Radical change

Evolving consumer preferences

Consumers today have more choice than ever, and their loyalties are increasingly gravitating toward brands that offer personalized, evolvable and frictionless experiences across every touchpoint.

Not only that, but thanks to modern digital technology and social media, the voice of the customer has grown exponentially louder than it has ever been, and this has fundamentally altered the power balance between brands and consumers.

As a result, companies today must embrace the notion that a world class digital customer experience is essential for survival. Because for consumers today, the high watermark of customer experience is not defined by those of your closest rivals — it's defined by every experience in your customer's “digital-everything” ecosystem.

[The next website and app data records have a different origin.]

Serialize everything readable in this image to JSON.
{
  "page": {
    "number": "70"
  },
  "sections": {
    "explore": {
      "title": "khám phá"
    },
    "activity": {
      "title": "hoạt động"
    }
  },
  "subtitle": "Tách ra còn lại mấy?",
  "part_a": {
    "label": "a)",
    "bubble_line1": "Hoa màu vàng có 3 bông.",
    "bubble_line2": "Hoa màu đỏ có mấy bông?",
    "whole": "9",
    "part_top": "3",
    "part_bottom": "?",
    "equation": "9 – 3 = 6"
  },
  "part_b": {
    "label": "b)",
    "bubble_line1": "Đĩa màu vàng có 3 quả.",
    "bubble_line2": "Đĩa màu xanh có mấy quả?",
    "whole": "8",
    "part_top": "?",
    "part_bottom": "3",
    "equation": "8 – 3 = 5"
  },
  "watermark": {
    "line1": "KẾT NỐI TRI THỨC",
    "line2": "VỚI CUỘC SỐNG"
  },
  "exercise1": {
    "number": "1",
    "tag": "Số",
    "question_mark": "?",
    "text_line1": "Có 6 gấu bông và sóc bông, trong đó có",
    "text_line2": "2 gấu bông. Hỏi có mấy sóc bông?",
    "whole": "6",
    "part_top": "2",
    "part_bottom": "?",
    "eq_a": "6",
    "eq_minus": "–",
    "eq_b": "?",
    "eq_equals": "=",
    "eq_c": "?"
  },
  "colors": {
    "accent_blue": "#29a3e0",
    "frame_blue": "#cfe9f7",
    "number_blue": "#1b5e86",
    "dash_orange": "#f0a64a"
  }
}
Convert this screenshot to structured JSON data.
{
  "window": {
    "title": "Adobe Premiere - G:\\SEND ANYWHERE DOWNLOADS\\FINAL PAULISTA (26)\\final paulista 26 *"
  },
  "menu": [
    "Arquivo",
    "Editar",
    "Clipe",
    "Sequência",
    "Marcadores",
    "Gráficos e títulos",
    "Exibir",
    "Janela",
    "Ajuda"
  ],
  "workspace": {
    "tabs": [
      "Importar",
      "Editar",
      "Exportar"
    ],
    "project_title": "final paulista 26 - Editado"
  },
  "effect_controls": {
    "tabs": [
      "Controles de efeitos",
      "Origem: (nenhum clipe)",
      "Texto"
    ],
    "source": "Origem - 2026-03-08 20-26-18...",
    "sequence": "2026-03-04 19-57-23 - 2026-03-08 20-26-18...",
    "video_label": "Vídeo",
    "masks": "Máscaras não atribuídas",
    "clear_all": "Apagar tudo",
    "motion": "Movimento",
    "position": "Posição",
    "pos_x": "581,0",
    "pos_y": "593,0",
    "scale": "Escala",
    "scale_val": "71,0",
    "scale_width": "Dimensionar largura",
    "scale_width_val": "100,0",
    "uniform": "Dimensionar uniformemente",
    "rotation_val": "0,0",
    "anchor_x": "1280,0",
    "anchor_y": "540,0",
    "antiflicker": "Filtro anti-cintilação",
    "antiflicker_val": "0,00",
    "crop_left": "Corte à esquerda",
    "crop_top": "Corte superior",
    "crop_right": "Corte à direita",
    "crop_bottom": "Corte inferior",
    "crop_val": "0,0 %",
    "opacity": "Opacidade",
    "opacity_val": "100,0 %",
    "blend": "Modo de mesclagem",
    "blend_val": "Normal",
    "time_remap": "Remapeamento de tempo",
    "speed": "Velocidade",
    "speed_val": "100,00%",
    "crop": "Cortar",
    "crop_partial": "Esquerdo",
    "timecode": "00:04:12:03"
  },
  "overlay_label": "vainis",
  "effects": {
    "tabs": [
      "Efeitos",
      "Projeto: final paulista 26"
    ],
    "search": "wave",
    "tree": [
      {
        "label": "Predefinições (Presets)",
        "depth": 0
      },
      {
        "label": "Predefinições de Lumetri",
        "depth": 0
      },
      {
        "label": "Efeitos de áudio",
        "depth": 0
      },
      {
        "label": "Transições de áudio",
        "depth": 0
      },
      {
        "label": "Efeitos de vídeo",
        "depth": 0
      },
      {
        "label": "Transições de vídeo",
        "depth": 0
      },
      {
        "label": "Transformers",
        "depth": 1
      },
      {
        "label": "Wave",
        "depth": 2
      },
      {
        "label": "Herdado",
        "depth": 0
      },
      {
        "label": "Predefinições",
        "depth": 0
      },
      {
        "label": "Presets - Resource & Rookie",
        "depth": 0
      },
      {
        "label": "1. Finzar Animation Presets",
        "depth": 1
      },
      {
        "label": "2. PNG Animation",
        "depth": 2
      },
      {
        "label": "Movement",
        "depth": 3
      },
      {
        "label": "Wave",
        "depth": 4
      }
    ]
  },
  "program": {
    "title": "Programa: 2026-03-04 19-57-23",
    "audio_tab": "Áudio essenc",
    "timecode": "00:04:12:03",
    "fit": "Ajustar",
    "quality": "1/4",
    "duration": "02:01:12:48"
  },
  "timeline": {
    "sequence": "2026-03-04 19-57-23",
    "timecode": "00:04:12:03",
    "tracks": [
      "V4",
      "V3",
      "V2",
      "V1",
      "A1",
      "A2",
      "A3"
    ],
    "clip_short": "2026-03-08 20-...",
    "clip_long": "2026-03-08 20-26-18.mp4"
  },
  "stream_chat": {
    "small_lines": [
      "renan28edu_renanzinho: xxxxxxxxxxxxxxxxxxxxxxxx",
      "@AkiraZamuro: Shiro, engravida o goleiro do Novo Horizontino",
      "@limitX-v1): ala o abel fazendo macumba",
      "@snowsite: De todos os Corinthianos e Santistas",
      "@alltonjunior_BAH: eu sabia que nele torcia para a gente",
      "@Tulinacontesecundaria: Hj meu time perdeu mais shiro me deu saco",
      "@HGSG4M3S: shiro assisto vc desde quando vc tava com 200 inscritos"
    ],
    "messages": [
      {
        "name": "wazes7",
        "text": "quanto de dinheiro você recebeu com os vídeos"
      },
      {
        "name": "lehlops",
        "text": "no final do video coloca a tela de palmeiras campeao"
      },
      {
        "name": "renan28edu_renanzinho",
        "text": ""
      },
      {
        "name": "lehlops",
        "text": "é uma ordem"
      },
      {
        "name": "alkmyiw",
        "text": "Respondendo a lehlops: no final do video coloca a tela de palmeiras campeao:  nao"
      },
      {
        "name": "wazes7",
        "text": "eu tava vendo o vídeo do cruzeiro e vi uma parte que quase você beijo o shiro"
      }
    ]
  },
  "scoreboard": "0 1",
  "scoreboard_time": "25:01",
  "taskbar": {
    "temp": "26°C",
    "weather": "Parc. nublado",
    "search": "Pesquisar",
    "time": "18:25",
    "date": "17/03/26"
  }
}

What this means is that organizations must do significantly more than simply “lift and shift” their aging services to the cloud, and implement a few modest user interface enhancements. Instead, companies must continuously improve and modernize the entire customer experience from end-to-end, ensuring that every step in that experience is fast, personalized, and evolvable.

Business model innovation

For established organizations, consumer loyalty is at an all-time low and new business model innovation is a key contributor. Business model innovation is the fuel that helps well-funded and tech-savvy startups disrupt existing markets in new and exciting ways that are not only differentiated, but also significantly improve on cost and time-to-value.

Today, there are literally thousands of well-funded and creative new business models coming to market each year that offer either better value, or newer, more customized and differentiated experiences.

So far, it seems that no industry is immune. At the heart of business model innovation is a technique known as “decoupling”, which breaks apart what Harvard professor Thales A. Teixeira refers to as “the customer value chain”.

In his 2019 book, Unlocking the Customer Value Chain [3], Teixeira describes how upstarts disrupt established players by eliminating as many non-value added activities from the customer experience as possible. To better illustrate how decoupling works, we’ve included additional examples from Teixeira’s earlier work in Figure A below.

Figure A: Examples of decoupled activities and their disruptors

Perhaps the most classic example of how decoupling can work to great effect comes from Amazon and how they were able to successfully use decoupling to disrupt the analog book purchasing experience with a fully digital experience.

They did this by removing as many non-value adding activities from the customer experience as possible. In this case, the non-value adding activities included travelling to the store, searching through long stacks of books and waiting in line to pay. Through digital, Amazon was able to replace these actions with value-adding activities like home delivery, digital search and one-click purchasing. Then, through their Kindle eBook service, Amazon once again decoupled the analog book buying experience by reducing customer time-to-value to a few clicks.

Over the past two decades, there are more and more examples that show the power of decoupling as a disruptive force. In another example, Teixeira demonstrates how Netflix successfully offered customers an unrivalled entertainment experience in terms of variety, price and time-to-value, while leaving telecom providers to fulfill the costly and complex work of delivering internet connectivity service.

And while Amazon and Netflix are no longer upstarts, for incumbent organizations, the threat of new businesses with similar potential will continue to be a significant existential threat. And, as interconnectivity between devices and lower transaction costs merge with unprecedented AI and automation capabilities, this threat will only continue.

Incumbent organizations must learn to disrupt, defend and differentiate before they are displaced themselves.